Constructing Gender: The Origins of Michigan’s Union and League

Curated by: Nancy Bartlett
January 28 - May 7, 2017
The Jan and David Brandon Family Bridge

Ask U-M students, alumni, or fans what symbolizes the University of Michigan, and you’ll likely hear the Big House, the Diag, along with the Michigan Union and the Michigan League. Since they officially opened in 1919 and 1929, respectively, the Union and League have been destinations for generations of Wolverines yet few know the rich history of the buildings’ origins or about the architects who brought them both to life: brothers and U-M alums Irving K. and Allen Pond.

The exhibition, organized in celebration of the University of Michigan’s bicentennial in 2017, illuminates the architecture and bustling student life of these iconic buildings using original drawings, renderings, photographs, color studies, and even dance cards from the Bentley Historical Library, which serves as the University of Michigan archives. These fascinating documents reveal how the buildings were conceived, constructed, and first occupied by students and alumni.

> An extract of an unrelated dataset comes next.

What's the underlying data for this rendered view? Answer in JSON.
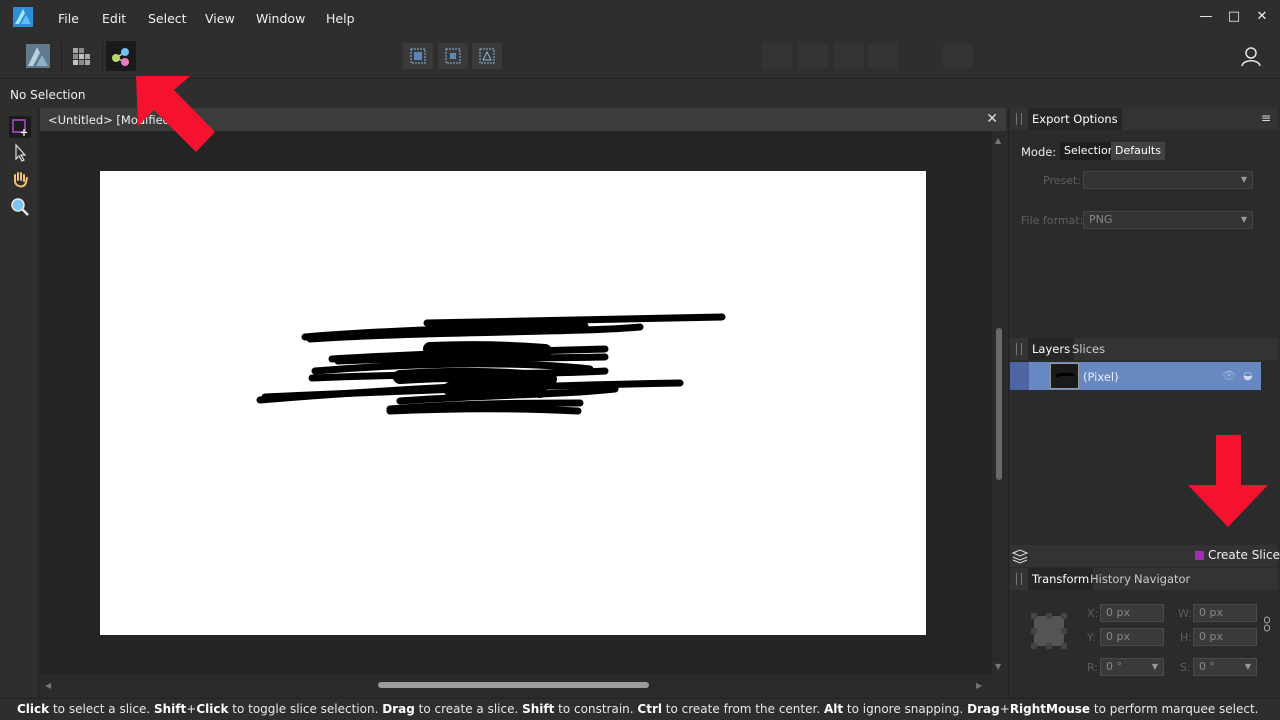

Guest curated by Nancy Bartlett of the Bentley Historical Library, the exhibition reveals how the Ponds meticulously conceived and constructed the two clubs—one for men, one for women—by weaving ideas about gender and society into the very fabric of the buildings themselves.


Lead support for Constructing Gender: The Origins of Michigan’s Union and League is provided by the Herbert W. and Susan L. Johe Endowment.